Classroom seating lacks options for overweight students

Disability Services offers accommodations for students requiring special seating.

Communication studies and sociology senior Allison Brenneise was able to find a table for students with disabilities in her sociology class Monday at Blegen Hall. Brenneise said if she would have to sit in an individual desk for the rest of the semester, she would drop the class.

Anthony Kwan

Communication studies and sociology senior Allison Brenneise was able to find a table for students with disabilities in her sociology class Monday at Blegen Hall. Brenneise said if she would have to sit in an individual desk for the rest of the semester, she would drop the class.

Jill Jensen

Allison Brenneise was humiliated when she had to say what she thought was obvious.

âÄúIâÄôm too fat for this chair.âÄù

For 315-pound Brenneise, sitting in the stadium-style seats in Anderson Hall was not an option. She dropped the class.

Brenneise isnâÄôt the first student at the University of Minnesota to have this problem, but many donâÄôt know where to go for help.

ItâÄôs not advertised, but Disability Services provides accommodations for students requiring special seating because of their weight. Like students with disabilities, overweight students must register with the office.

âÄúWe want this University to be as accessible to everyone as it can be, and we would hope that people would choose to use our services rather than not to,âÄù said Peggy Mann Rinehart, associate director of Disability Services.

Since she started at the University, Brenneise, a communication studies and sociology senior, has sat uncomfortably in desks. If she got lucky, sheâÄôd snag a table and chair.

âÄúMostly I sucked it up,âÄù she said.

But when she tried to sit at the table and chair in one of her sociology classes at the beginning of the semester, she was told to move.
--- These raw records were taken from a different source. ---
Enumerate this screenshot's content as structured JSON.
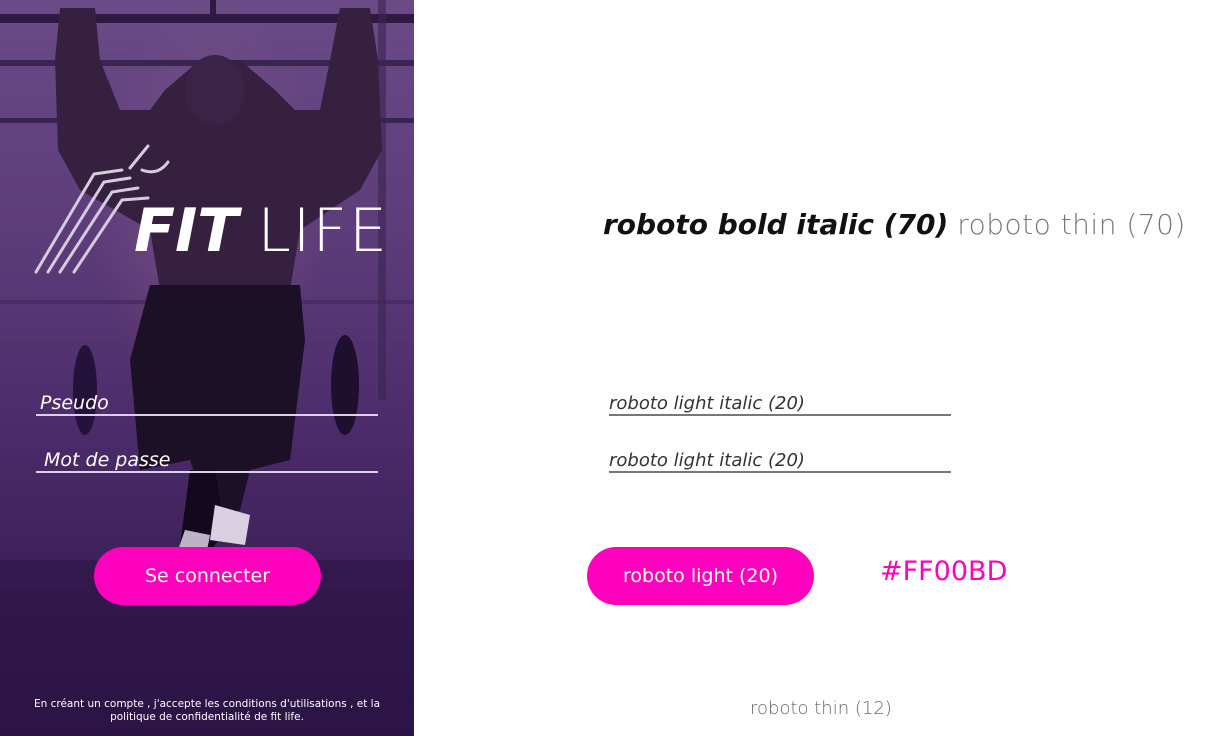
{
  "mockup": {
    "logo": {
      "word1": "FIT",
      "word2": "LIFE"
    },
    "username_placeholder": "Pseudo",
    "password_placeholder": "Mot de passe",
    "login_button": "Se connecter",
    "terms_line1": "En créant un compte , j'accepte les conditions d'utilisations , et la",
    "terms_line2": "politique de confidentialité de fit life."
  },
  "style_guide": {
    "title_bold": "roboto bold italic (70)",
    "title_thin": "roboto thin (70)",
    "field1": "roboto light italic (20)",
    "field2": "roboto light italic (20)",
    "button": "roboto light (20)",
    "accent_hex": "#FF00BD",
    "footer_note": "roboto thin (12)"
  },
  "colors": {
    "accent": "#ff00bd",
    "overlay": "#5b3a78"
  }
}
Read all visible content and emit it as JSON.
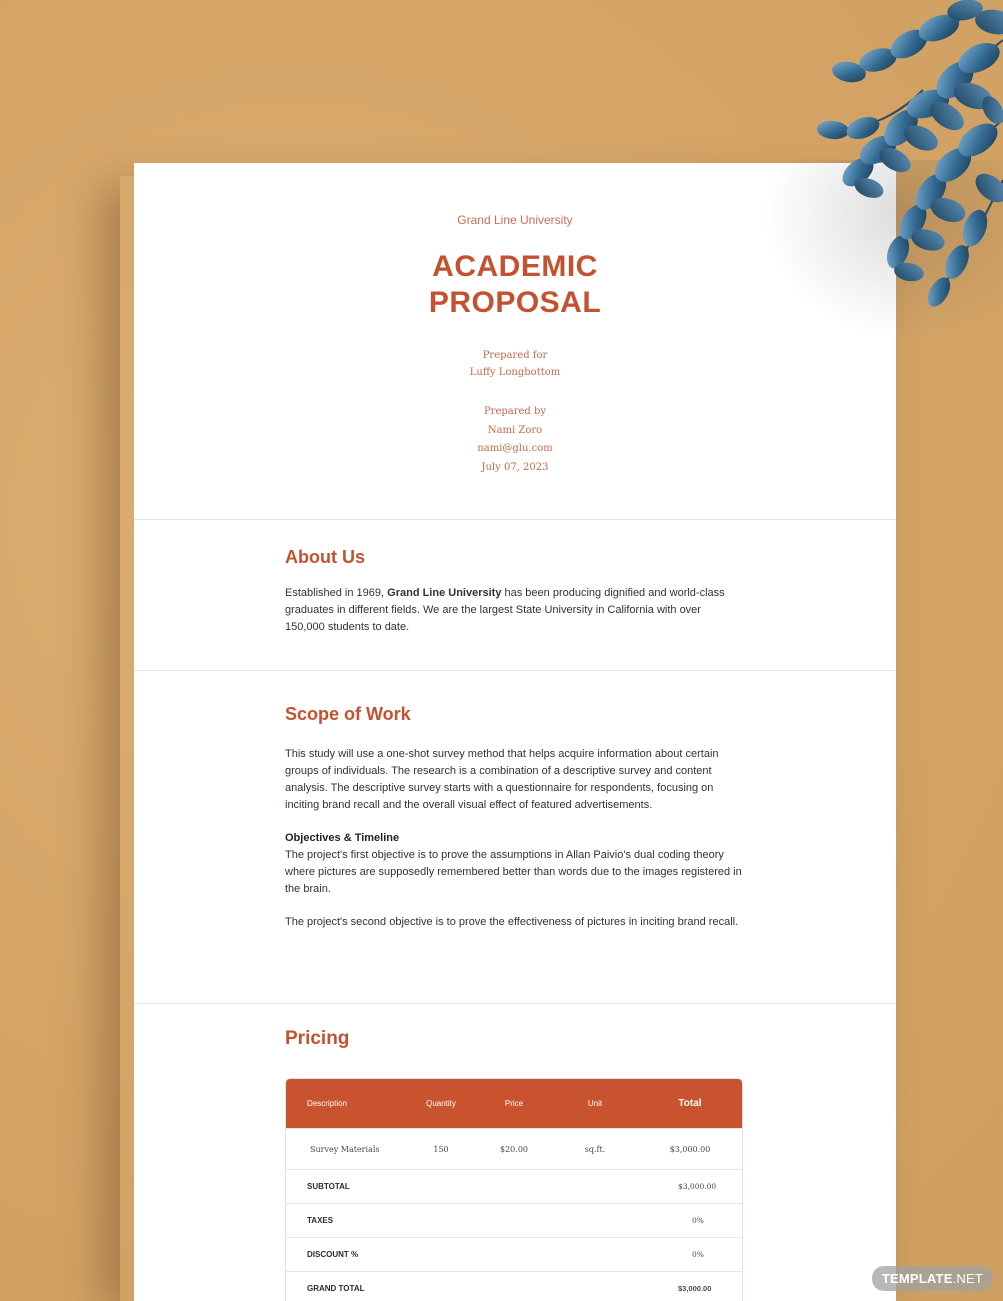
{
  "cover": {
    "university": "Grand Line University",
    "title_line1": "ACADEMIC",
    "title_line2": "PROPOSAL",
    "prepared_for_label": "Prepared for",
    "prepared_for_name": "Luffy Longbottom",
    "prepared_by_label": "Prepared by",
    "prepared_by_name": "Nami Zoro",
    "email": "nami@glu.com",
    "date": "July 07, 2023"
  },
  "about": {
    "heading": "About Us",
    "text_before": "Established in 1969, ",
    "text_bold": "Grand Line University",
    "text_after": " has been producing dignified and world-class graduates in different fields. We are the largest State University in California with over 150,000 students to date."
  },
  "scope": {
    "heading": "Scope of Work",
    "paragraph1": "This study will use a one-shot survey method that helps acquire information about certain groups of individuals. The research is a combination of a descriptive survey and content analysis. The descriptive survey starts with a questionnaire for respondents, focusing on inciting brand recall and the overall visual effect of featured advertisements.",
    "subheading": "Objectives & Timeline",
    "paragraph2": "The project's first objective is to prove the assumptions in Allan Paivio's dual coding theory where pictures are supposedly remembered better than words due to the images registered in the brain.",
    "paragraph3": "The project's second objective is to prove the effectiveness of pictures in inciting brand recall."
  },
  "pricing": {
    "heading": "Pricing",
    "headers": {
      "description": "Description",
      "quantity": "Quantity",
      "price": "Price",
      "unit": "Unit",
      "total": "Total"
    },
    "item": {
      "description": "Survey Materials",
      "quantity": "150",
      "price": "$20.00",
      "unit": "sq.ft.",
      "total": "$3,000.00"
    },
    "subtotal_label": "SUBTOTAL",
    "subtotal_value": "$3,000.00",
    "taxes_label": "TAXES",
    "taxes_value": "0%",
    "discount_label": "DISCOUNT %",
    "discount_value": "0%",
    "grand_total_label": "GRAND TOTAL",
    "grand_total_value": "$3,000.00"
  },
  "watermark": {
    "brand": "TEMPLATE",
    "suffix": ".NET"
  },
  "colors": {
    "accent": "#c4512f",
    "background": "#d7a86c"
  }
}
She approached the professor before class started and told him she would need accommodations for her larger size. He agreed, she said.

But next time she took her seat, she was again told to move. She was mortified to have to tell her teaching assistant the reason she couldnâÄôt.

âÄúI didnâÄôt think I had to say those words,âÄù she said.

It was the first time she asked for help.

Jeremy Todd, director of the Office of Classroom Management, said in an email that typical classroom seating has a weight capacity of 250 pounds.

âÄúI donâÄôt see where a chair and a table become disabled accommodations,âÄù Brenneise said.

Todd said classroom furniture depends on several factors like fire codes, and OCM cannot alter the quantity because of limited inventory.

Disability Services needs a student to register in order to receive accommodations, said Alicia Cordes, communications director for the Office for Equity and Diversity.

She said accommodations have been made in the past for persons of larger stature, but itâÄôs not a common problem.

Mann Rinehart said she doesnâÄôt keep track of the number of students who come in with this problem.

âÄúItâÄôs almost impossible to quantify a disability because accommodations are individual to each student, each staff needing them,âÄù Mann Rinehart said.

She and Brenneise discussed promoting this on Disability ServicesâÄô website. Mann Rinehart said she and other departments are just âÄúat the beginningâÄù of discussions.

Jumping through hoops

From 2007 to 2010, the number of self-reported obese or extremely obese males at the University increased from 2 percent to almost 10 percent. For women, that went up about a percentage point to 8.4 percent, according to a comparison of College Student Health Surveys from Boynton Health Service.

In 2010, about one out of every four females was overweight or obese, and about two out of every five males.

âÄúPeople are bigger these days âĦ WeâÄôre all different sizes, so those typical little side desks arenâÄôt made for the average person anymore,âÄù said Cheryl Brooks, disability specialist at the University of North Dakota.

UND reserved a spot on its website to inform faculty what to do in order to provide accessible seating.

âÄúâĦ some students may not have a disability-related need but do need a table and chair (e.g., a person of large stature). Faculty can make these arrangements directly âĦâÄù it said.

Brooks said because an obese person is not considered disabled, those students donâÄôt go through disability services.

It makes sense for a larger person to ask his or her professor for a desk and then receive it, Brooks said.

âÄúThey shouldnâÄôt have to go through a bunch of hoops to get it.âÄù

âÄòI donâÄôt pass as thinâÄô

Although Brenneise wrote to her professor four times, she said she never received a reply.

Instead, her adviser communicated a message from him: He thought she was of normal size and didnâÄôt make any assumptions.

Brenneise said that was disingenuous.

âÄúI donâÄôt pass as thin. I donâÄôt pass as someone who could fit in one of those seats.âÄù

She said she feels mortified each time she goes into a class with desks because people look at her and âÄúsee me crammed in.âÄù

âÄúWe all deserve to get to sit in class.âÄù